The interim final rule to limit asylum proposed on November 8, 2018, by the Trump Administration is the latest attempt to shut American doors to people fleeing persecution and violence, Human Rights Watch said.
“US law is crystal clear that asylum seekers have the right to lodge asylum claims regardless of where they enter the country, and President Trump cannot change the law on a whim,” said Bill Frelick, Refugee Rights director at Human Rights Watch. “The US government should absolutely be encouraging the safe, orderly and efficient processing of asylum claims at ports of entry, but the way to do that is by providing sufficient resources to receive and process asylum seekers in a fair and humane manner. Under current practice, border agents are repeatedly turning asylum-seekers away and telling them to come back another day.”
International refugee law says that asylum seekers have the right to lodge asylum claims irrespective of illegal entry or presence, which US asylum law affirms by saying, “any alien who is physically present in the United States or who arrives in the United States (whether or not at a designated port of arrival…) irrespective of such aliens status, may apply for asylum.”
The interim final rule asserts that the administration can effect these changes under its regulatory authority, but in fact the rule represents an unlawful attempt to change the letter of the statute by regulation.
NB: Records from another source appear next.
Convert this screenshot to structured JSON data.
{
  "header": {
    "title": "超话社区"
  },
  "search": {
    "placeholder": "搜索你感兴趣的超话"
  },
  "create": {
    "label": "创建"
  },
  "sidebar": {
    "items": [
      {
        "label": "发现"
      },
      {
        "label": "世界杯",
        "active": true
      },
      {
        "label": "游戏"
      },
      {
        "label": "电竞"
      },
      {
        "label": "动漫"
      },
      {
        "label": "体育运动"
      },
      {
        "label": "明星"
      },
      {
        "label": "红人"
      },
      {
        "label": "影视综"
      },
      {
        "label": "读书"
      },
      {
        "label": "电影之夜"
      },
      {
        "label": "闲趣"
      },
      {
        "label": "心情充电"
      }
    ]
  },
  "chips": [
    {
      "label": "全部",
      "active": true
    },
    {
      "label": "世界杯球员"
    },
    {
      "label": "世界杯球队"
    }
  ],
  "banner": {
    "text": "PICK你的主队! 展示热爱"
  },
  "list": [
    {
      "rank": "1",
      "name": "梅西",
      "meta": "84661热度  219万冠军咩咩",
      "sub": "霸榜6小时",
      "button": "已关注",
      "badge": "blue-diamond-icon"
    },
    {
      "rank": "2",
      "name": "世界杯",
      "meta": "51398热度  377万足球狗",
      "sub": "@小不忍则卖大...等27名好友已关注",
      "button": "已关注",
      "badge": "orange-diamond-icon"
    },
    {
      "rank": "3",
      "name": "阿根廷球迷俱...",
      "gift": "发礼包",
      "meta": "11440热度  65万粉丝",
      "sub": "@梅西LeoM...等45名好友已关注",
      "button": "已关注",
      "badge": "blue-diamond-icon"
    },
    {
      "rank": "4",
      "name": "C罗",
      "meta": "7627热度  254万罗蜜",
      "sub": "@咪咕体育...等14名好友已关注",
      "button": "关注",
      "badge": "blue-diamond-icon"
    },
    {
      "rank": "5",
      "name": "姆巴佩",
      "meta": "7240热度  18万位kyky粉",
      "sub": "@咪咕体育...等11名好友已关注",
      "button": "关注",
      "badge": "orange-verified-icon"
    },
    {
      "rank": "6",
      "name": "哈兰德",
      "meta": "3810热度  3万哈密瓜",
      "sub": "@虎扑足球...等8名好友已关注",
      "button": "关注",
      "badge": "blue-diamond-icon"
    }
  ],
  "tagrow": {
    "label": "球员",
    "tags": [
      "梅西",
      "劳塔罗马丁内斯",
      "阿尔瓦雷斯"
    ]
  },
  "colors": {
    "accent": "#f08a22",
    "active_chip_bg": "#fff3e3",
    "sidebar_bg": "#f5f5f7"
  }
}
The Immigration and Nationality Act (INA 208(b)(2)(C)) unambiguously states that ineligibility grounds for asylum established by regulation must be “consistent with” section 208 of the INA, which explicitly says that aliens may lodge asylum claims “not at a designated port of entry.”
“This interim regulation is not only inconsistent with the letter of the law, but flatly contradicts it,” Frelick said.